Need info on the Intersection Sight Distance In Long Beach California? Learn more about the proposed bike way and intersection site distance applicable in Long Beach…
There are many arguments pertaining to the implementation of the ‘stop as yield’ law and intersection sight distance in Long Beach California. The main aim of the new regulation and proposed bikeway in Long Beach is to experiment with the creation of a protected bikeway. This will be created on the left side of two particular one-way streets.
The experimentation has been argued as being incompatible with the guidelines and standards followed by the Streets and Highway Code of California. The proposal for intersection sight distance, which is applicable in Long Beach California, would be ineffective and troublesome. This is purported by organizations including the California Association of Biking organization.
Highway Code Specifications for Intersection Sight Distance In Long Beach California
The Highway Code has specific criteria for establishing bikeways. These would follow minimum safety design and allow constant bicycle travel only on the roadways that permit such movements. The design speed and minimum width have to be taken into account, as well as the surface of the pavement, drainage and coverage of the street.
The local agencies also have to comply with safety standards that include uniform signs and symbols, marking devices and control devices for traffic movement.
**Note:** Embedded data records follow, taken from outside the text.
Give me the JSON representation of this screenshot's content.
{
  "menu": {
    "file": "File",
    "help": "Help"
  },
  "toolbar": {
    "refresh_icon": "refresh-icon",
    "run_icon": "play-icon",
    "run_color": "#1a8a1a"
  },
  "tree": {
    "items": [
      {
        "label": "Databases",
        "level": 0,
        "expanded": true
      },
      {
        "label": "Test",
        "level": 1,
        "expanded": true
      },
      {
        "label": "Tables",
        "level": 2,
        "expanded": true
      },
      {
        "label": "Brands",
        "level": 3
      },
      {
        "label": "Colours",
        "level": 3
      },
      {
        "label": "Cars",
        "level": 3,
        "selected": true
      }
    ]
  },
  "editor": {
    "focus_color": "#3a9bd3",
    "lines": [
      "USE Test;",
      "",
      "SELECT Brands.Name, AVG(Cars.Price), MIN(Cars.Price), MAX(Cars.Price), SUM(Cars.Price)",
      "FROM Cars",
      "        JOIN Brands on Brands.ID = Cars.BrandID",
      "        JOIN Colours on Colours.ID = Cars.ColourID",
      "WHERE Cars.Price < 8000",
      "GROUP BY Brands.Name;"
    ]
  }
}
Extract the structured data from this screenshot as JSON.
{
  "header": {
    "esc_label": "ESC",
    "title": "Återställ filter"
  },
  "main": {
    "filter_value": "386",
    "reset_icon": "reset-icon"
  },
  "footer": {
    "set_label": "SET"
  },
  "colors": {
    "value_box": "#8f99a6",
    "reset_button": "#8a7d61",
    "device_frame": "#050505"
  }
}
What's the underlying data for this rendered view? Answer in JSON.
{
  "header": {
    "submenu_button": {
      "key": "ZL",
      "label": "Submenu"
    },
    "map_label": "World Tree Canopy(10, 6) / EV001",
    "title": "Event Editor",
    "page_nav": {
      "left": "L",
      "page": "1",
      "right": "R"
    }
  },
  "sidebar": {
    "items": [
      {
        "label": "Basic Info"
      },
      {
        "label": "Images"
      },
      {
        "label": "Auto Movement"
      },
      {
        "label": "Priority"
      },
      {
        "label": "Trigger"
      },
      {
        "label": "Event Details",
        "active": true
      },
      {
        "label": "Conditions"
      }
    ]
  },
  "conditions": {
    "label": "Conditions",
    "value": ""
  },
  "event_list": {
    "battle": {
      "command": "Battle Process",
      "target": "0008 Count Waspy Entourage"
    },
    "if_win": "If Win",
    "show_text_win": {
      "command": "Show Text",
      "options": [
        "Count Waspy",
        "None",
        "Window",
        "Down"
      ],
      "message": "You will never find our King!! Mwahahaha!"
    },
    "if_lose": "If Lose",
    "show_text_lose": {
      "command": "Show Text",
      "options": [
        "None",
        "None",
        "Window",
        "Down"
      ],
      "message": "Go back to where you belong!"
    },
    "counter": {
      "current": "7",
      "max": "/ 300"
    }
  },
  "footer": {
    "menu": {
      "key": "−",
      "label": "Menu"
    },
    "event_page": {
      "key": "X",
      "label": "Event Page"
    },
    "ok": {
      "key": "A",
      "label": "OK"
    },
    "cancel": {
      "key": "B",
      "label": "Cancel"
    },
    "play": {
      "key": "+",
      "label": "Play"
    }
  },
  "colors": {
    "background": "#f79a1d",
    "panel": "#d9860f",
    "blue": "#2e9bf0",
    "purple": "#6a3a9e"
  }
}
The basic highway design code for bikeways should follow the Caltrans bikeway design as detailed in the highway design manual.
Reasons for the Failure of the Current Proposal
The reason the proposed project is disliked is that it requires multiple driveways and intersections. In Long Beach California there is already an introduction of signal intersections. This has been implemented by introducing left turn lanes and left turn phases for vehicles that have been separated from the bicycle lane.
However, the only cuts available in the buffer island are implemented for those intersections that do not have driveways and signals. If the intersection sights in Long Beach California are placed on the left of the vehicles that turn left, then a basic highway design element is in violation.
There is also a lack of traffic control on those intersections that do not have a signal. Other than the pavement markings, which are striped in green, the vehicles would not know that there is a bicycle crossing facility. The Long Beach drivers are expected to yield to the bicyclists much like they yield to pedestrians on the zebra crossing.
Since the project places the bike paths adjacent to the highways and streets, this is not recommended. It will be very inconvenient for bicyclists to navigate these routes. There are no design criteria in the highway codes for such a project. It would be a completely new innovation and completely experimental.
Since there is no appropriate sight distance at intersections, the bicyclists are treated as unique to using the street in Long Beach. All the signaled intersections should by law have one site distance. A clear line of sight should always be available between the stationary vehicle driver and an approaching vehicle.